Historians have thought for centuries that King Arthur was only a myth, but the legend was based on a real
hero, torn between his private ambitions and his public sense of duty. A reluctant leader, Arthur (Owen)
wishes only to leave Britain and return to the peace and stability of Rome. Before he can, one final mission
leads him and his Knights of the Round Table - Lancelot, Galahad, Bors, Tristan, and Gawain - to the conclusion
that when Rome is gone, Britain will need a leader to fill the vacuum. Britain needs a king - someone not only
to defend against the current threat of invading Saxons, but to lead the isle into a new age. Under the guidance
of Merlin, a former enemy, and the beautiful, courageous Guinevere (Knightley) by his side, Arthur will have to
find the strength within himself to change the course of history.
When I think of the legend of King Arthur, it's easy to imagine Monty Python's take on it from the seventies.
Growing up, you hear a lot about Arthur and Merlin and his knights of the round table. But Antoine Fuqua's 2004
epic film King Arthur is an attempt to take a more historical approach to the story.
The gang's all here in King Arthur but their roles are considerably different from what we're accustomed to. Whether this story really is
more accurate than the legend, who really knows, but many will be surprised by the changes here. Merlin, instead
of being the classic wizard, is a warrior here as is Guenivere as well. These changes in the story we're familiar with
make it harder to believe and accept at times. But this is no Monty Python film (or even First Knight
for that matter) so we have a much more serious
and overall realistic approach than usual. Clive Owen seemed like an unusual choice for Arthur but brings a lot of compassion
and strength to the character. His knights were perfect but while Fuqua spent plenty of time developing the story and
mission for the film, he didn't spend much time developing the characters' backgrounds and it seemed to jump from
Arthur and Lancelot's origin swiftly into the film's main plot.
King Arthur is a little more violent than some might expect. Originally rated R and edited down to
PG-13, the film's battle scenes are very violent with plenty of slicing, stabbing and the like. But the editing
also makes several scenes feel edited. The first battle of the film is so choppy you may think you're
watching the film edited for TV. While I'd rather have it edited like this than with all of the gratuitousness
and dismemberments that were originally intended, it makes some scenes a little harder to decipher what's going on.
Aside from the violence, the film does have some sexual content including a sex scene between Arthur and Guenivere
that just seems to pop up out of the blue. Although no nudity is shown during the racy sequence, it's certainly
unnecessary and it doesn't really fit in with the story. While romance can be expected from them given the legend, it's barely developed
and almost seems forced here.
Fuqua does a fair job making us care about Arthur and his knights. He involves us in their personal lives,
their faiths, and their friendships. King Arthur isn't all action, so by the time we are treated to some intense

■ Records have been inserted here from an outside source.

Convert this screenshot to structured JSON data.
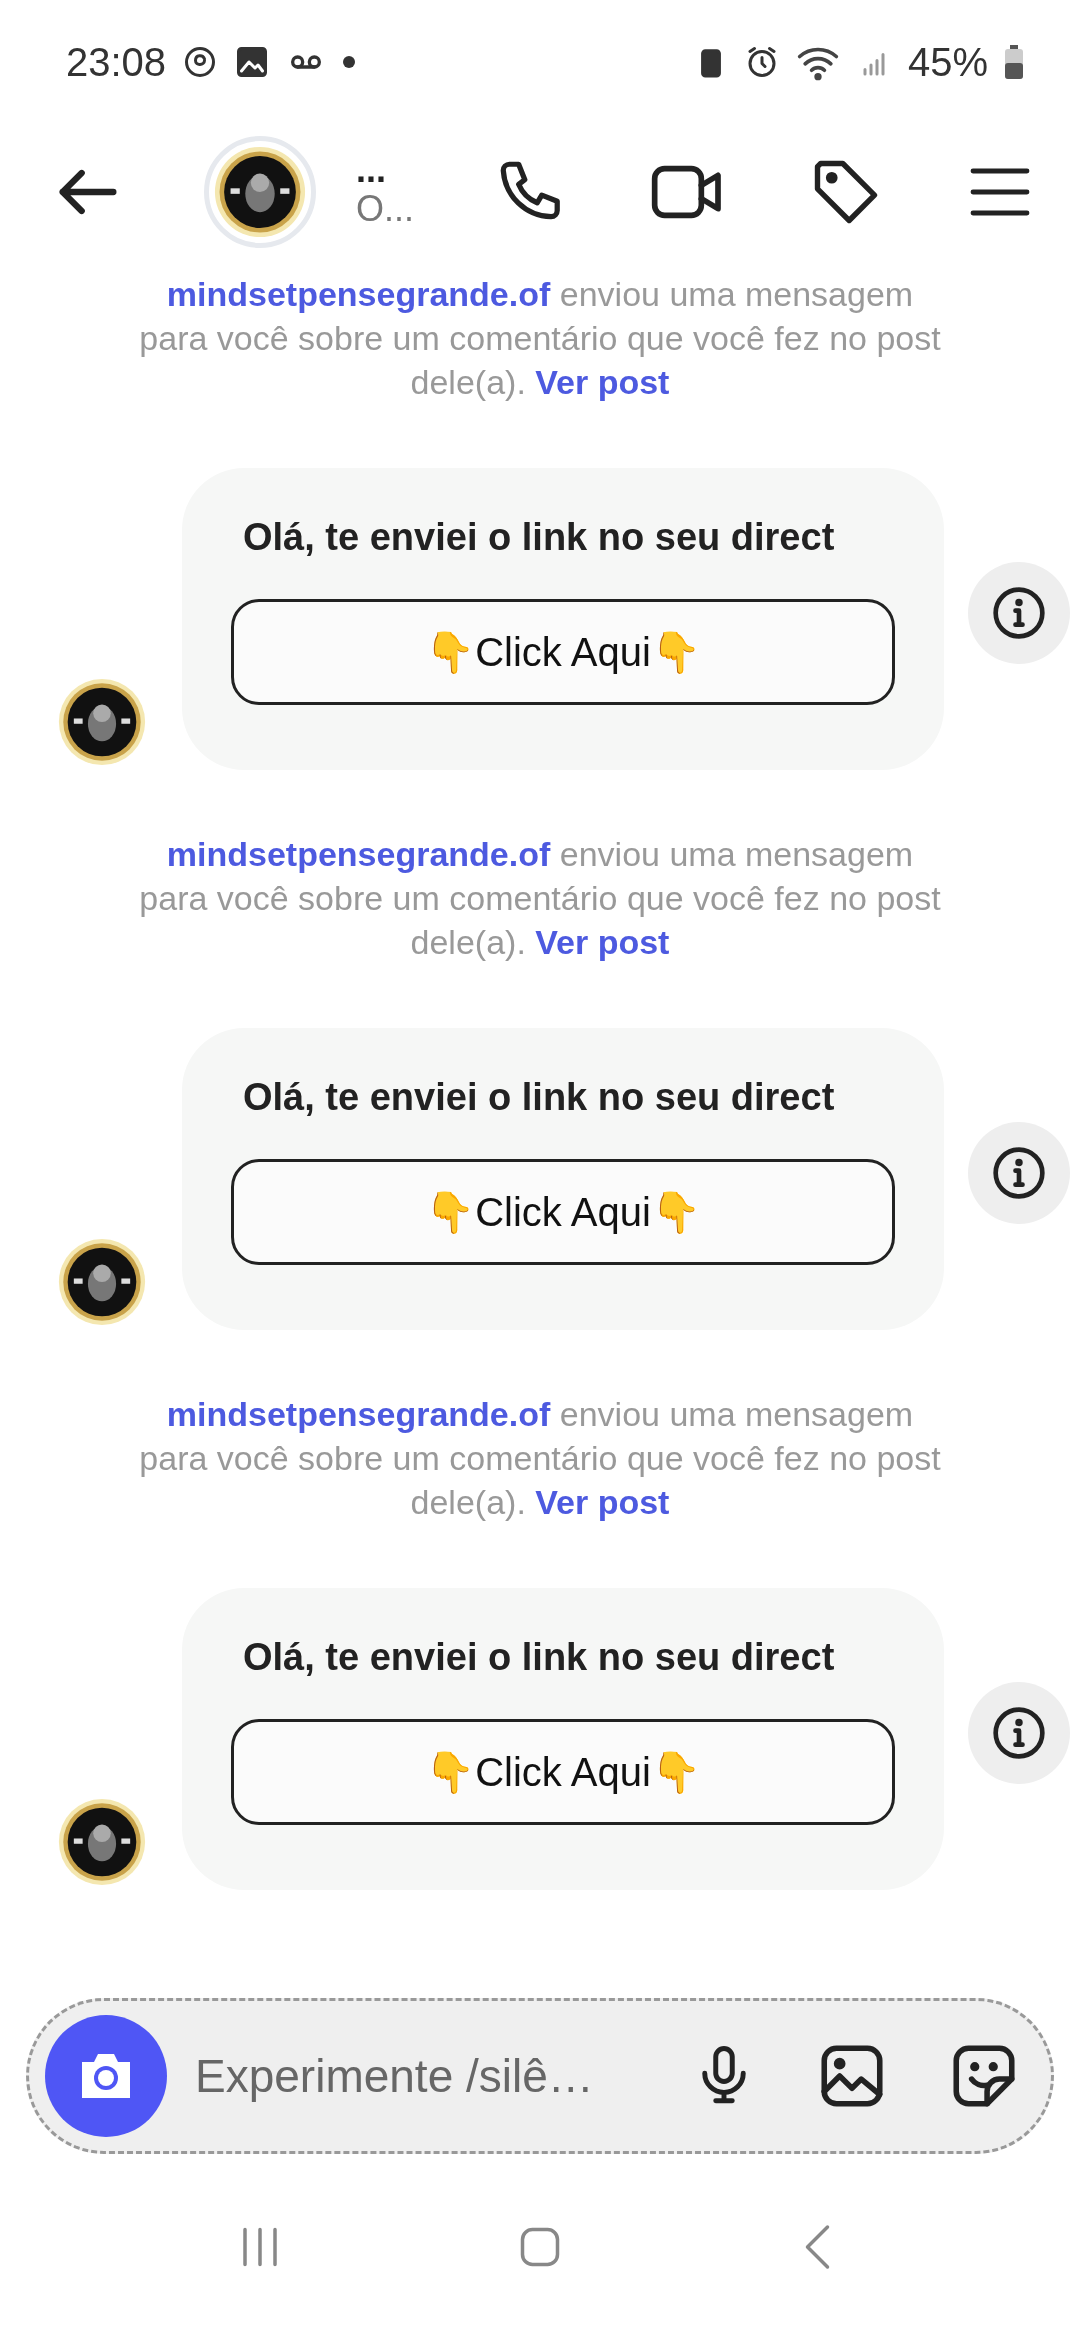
{
  "status_bar": {
    "time": "23:08",
    "battery": "45%"
  },
  "header": {
    "name": "...",
    "subtitle": "O..."
  },
  "messages": [
    {
      "notice": {
        "text": "**mindsetpensegrande.of** enviou uma mensagem para você sobre um comentário que você fez no post dele(a).",
        "link": "Ver post"
      },
      "bubble": {
        "text": "Olá, te enviei o link no seu direct",
        "button": "👇Click Aqui👇"
      }
    },
    {
      "notice": {
        "text": "**mindsetpensegrande.of** enviou uma mensagem para você sobre um comentário que você fez no post dele(a).",
        "link": "Ver post"
      },
      "bubble": {
        "text": "Olá, te enviei o link no seu direct",
        "button": "👇Click Aqui👇"
      }
    },
    {
      "notice": {
        "text": "**mindsetpensegrande.of** enviou uma mensagem para você sobre um comentário que você fez no post dele(a).",
        "link": "Ver post"
      },
      "bubble": {
        "text": "Olá, te enviei o link no seu direct",
        "button": "👇Click Aqui👇"
      }
    }
  ],
  "composer": {
    "placeholder": "Experimente /silê…"
  }
}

sequences, it doesn't just seem like brainless brawling. The main villain, Cedric and his son Cynric, are decent enemies
but aren't really explained too well and don't possess any real charisma or intrigue. They're not quite cookie-cutter
adversaries but they would have benefited considerably to have possessed more personality.
Complaints aside, I did enjoy King Arthur. While it has its problems and could use a toning-down further of
the violence and could do without the sensuality, director Antoine Fuqua did a decent job offering a new angle to
the popular legend. I enjoyed watching the characters interact and the film's final battle sequences are worth sitting
through the sometimes slow-moving story building moments. This is one to exclude the younger viewers from, and some older
ones may want to consider passing on it themselves. It's not quite the epic it tries to be, but it's a fair effort.
- John DiBiase
Parental Guide: Brief Summary of Content
Sex/Nudity: Bors describes the size of his genitals when talking about his drinking
till he pees. Bors has about a dozen kids from a woman he's not married to (and Lancelot jokes that some of his kids
might be his). Lancelot sees Guenivere bathing through a translucent screen but any nudity is covered (we just see
her from the side with her bare back).
Guenivere comes into Arthur's bedroom and straddles him. They passionately kiss, she lifts up her
gown to expose her thigh and she takes off
his shirt. We see them continue to passionately kiss and caress as they apparently have sex before the scene ends there.
Guenivere wears a skimpy outfit during battle.
Vulgarity/Language: 4 "a" word, 1 "d*mn", 3 "p*ss", 3 "b*stard"
Alcohol/Drugs: We see some characters drinking and getting drunk at a party
Blood/Gore: We see blood on some characters' faces, necks, etc after
a fight. We see a man chained up with bloody marks and scars all over him. We briefly see several dead bodies in a torture chamber
who appear to have been beaten and are quite gruesome. We see a large number of dead bodies on a field after a battle.
A lot characters have varying degrees of scrapes and blood on their faces, body, and weapons during and after a major fight.
Violence: Extreme battle violence. A lot of slicing, stabbing, etc. Mostly
non-graphic but with lethal and violent aftermaths.
** Disclaimer: All reviews are based solely on the opinions of the reviewer. Most
reviews are rated on how the reviewer enjoyed the film overall, not on content. However, if the content
really affects the reviewer's opinion of the film, it will definitely affect the reviewer's rating.